[Excerpts from an interface dataset]
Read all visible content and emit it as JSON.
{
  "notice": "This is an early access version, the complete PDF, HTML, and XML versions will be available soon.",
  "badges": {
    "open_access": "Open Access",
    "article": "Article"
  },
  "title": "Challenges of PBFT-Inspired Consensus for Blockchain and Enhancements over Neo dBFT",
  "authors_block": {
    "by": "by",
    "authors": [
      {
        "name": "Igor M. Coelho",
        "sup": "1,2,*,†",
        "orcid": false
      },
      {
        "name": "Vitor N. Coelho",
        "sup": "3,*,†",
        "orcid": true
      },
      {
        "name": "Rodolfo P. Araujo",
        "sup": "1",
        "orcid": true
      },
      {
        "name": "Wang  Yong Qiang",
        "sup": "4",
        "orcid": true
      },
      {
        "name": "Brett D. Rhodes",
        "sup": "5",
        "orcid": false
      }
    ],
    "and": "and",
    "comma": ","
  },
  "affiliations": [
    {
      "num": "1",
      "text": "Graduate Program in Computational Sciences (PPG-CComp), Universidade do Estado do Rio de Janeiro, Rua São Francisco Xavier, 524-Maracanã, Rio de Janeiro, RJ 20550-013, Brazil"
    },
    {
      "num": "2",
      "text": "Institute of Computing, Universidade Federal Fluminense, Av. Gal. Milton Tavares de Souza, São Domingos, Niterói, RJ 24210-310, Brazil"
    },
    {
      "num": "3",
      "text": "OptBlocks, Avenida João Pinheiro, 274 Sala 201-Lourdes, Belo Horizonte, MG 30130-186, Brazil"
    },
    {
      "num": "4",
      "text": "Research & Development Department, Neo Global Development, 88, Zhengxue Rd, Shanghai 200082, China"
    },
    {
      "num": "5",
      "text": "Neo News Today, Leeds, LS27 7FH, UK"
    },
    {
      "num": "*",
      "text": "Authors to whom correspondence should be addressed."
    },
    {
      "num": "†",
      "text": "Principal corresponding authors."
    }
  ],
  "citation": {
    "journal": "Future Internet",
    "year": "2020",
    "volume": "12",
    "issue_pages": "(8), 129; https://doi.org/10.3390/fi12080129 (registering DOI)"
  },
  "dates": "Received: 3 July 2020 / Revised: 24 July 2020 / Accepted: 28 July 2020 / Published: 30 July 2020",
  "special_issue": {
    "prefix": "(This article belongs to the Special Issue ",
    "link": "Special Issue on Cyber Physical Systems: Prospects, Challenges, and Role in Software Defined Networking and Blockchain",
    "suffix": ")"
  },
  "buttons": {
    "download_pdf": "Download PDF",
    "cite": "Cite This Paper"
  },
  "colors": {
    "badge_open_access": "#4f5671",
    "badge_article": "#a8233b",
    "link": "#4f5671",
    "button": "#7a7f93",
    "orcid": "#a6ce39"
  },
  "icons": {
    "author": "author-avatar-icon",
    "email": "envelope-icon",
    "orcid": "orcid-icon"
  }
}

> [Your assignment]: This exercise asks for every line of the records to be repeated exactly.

> [Solution to the problem]:
Read all visible content and emit it as JSON.
{
  "notice": "This is an early access version, the complete PDF, HTML, and XML versions will be available soon.",
  "badges": {
    "open_access": "Open Access",
    "article": "Article"
  },
  "title": "Challenges of PBFT-Inspired Consensus for Blockchain and Enhancements over Neo dBFT",
  "authors_block": {
    "by": "by",
    "authors": [
      {
        "name": "Igor M. Coelho",
        "sup": "1,2,*,†",
        "orcid": false
      },
      {
        "name": "Vitor N. Coelho",
        "sup": "3,*,†",
        "orcid": true
      },
      {
        "name": "Rodolfo P. Araujo",
        "sup": "1",
        "orcid": true
      },
      {
        "name": "Wang  Yong Qiang",
        "sup": "4",
        "orcid": true
      },
      {
        "name": "Brett D. Rhodes",
        "sup": "5",
        "orcid": false
      }
    ],
    "and": "and",
    "comma": ","
  },
  "affiliations": [
    {
      "num": "1",
      "text": "Graduate Program in Computational Sciences (PPG-CComp), Universidade do Estado do Rio de Janeiro, Rua São Francisco Xavier, 524-Maracanã, Rio de Janeiro, RJ 20550-013, Brazil"
    },
    {
      "num": "2",
      "text": "Institute of Computing, Universidade Federal Fluminense, Av. Gal. Milton Tavares de Souza, São Domingos, Niterói, RJ 24210-310, Brazil"
    },
    {
      "num": "3",
      "text": "OptBlocks, Avenida João Pinheiro, 274 Sala 201-Lourdes, Belo Horizonte, MG 30130-186, Brazil"
    },
    {
      "num": "4",
      "text": "Research & Development Department, Neo Global Development, 88, Zhengxue Rd, Shanghai 200082, China"
    },
    {
      "num": "5",
      "text": "Neo News Today, Leeds, LS27 7FH, UK"
    },
    {
      "num": "*",
      "text": "Authors to whom correspondence should be addressed."
    },
    {
      "num": "†",
      "text": "Principal corresponding authors."
    }
  ],
  "citation": {
    "journal": "Future Internet",
    "year": "2020",
    "volume": "12",
    "issue_pages": "(8), 129; https://doi.org/10.3390/fi12080129 (registering DOI)"
  },
  "dates": "Received: 3 July 2020 / Revised: 24 July 2020 / Accepted: 28 July 2020 / Published: 30 July 2020",
  "special_issue": {
    "prefix": "(This article belongs to the Special Issue ",
    "link": "Special Issue on Cyber Physical Systems: Prospects, Challenges, and Role in Software Defined Networking and Blockchain",
    "suffix": ")"
  },
  "buttons": {
    "download_pdf": "Download PDF",
    "cite": "Cite This Paper"
  },
  "colors": {
    "badge_open_access": "#4f5671",
    "badge_article": "#a8233b",
    "link": "#4f5671",
    "button": "#7a7f93",
    "orcid": "#a6ce39"
  },
  "icons": {
    "author": "author-avatar-icon",
    "email": "envelope-icon",
    "orcid": "orcid-icon"
  }
}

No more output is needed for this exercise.